What is expected -> Could you print, exactly as they stand, the lines from the one holding "Output a JSON" to the end of the data below, and nothing more?

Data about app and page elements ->
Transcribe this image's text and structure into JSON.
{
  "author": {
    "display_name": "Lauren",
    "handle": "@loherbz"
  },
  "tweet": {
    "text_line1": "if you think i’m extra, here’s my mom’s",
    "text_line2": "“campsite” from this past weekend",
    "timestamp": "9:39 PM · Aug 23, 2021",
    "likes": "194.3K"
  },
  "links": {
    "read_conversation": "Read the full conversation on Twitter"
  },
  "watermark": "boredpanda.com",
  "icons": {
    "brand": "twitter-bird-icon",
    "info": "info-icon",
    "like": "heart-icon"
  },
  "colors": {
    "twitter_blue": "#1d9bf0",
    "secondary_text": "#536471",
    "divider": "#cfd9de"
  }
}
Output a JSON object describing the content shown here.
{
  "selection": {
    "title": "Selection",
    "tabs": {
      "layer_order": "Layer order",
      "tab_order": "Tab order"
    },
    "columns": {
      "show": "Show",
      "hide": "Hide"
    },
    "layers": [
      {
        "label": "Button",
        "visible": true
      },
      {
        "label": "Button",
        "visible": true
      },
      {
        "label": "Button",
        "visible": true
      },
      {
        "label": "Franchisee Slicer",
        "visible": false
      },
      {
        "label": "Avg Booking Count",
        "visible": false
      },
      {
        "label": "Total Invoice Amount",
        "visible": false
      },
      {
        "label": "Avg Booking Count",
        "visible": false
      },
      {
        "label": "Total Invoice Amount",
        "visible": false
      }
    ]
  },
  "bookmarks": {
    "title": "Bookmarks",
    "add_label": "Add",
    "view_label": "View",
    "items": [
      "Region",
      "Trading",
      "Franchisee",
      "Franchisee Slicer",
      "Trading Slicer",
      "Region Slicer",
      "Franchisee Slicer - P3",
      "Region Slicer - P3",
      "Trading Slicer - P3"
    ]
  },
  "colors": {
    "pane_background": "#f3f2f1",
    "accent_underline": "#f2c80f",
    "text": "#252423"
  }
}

Worked solution ->
Output a JSON object describing the content shown here.
{
  "selection": {
    "title": "Selection",
    "tabs": {
      "layer_order": "Layer order",
      "tab_order": "Tab order"
    },
    "columns": {
      "show": "Show",
      "hide": "Hide"
    },
    "layers": [
      {
        "label": "Button",
        "visible": true
      },
      {
        "label": "Button",
        "visible": true
      },
      {
        "label": "Button",
        "visible": true
      },
      {
        "label": "Franchisee Slicer",
        "visible": false
      },
      {
        "label": "Avg Booking Count",
        "visible": false
      },
      {
        "label": "Total Invoice Amount",
        "visible": false
      },
      {
        "label": "Avg Booking Count",
        "visible": false
      },
      {
        "label": "Total Invoice Amount",
        "visible": false
      }
    ]
  },
  "bookmarks": {
    "title": "Bookmarks",
    "add_label": "Add",
    "view_label": "View",
    "items": [
      "Region",
      "Trading",
      "Franchisee",
      "Franchisee Slicer",
      "Trading Slicer",
      "Region Slicer",
      "Franchisee Slicer - P3",
      "Region Slicer - P3",
      "Trading Slicer - P3"
    ]
  },
  "colors": {
    "pane_background": "#f3f2f1",
    "accent_underline": "#f2c80f",
    "text": "#252423"
  }
}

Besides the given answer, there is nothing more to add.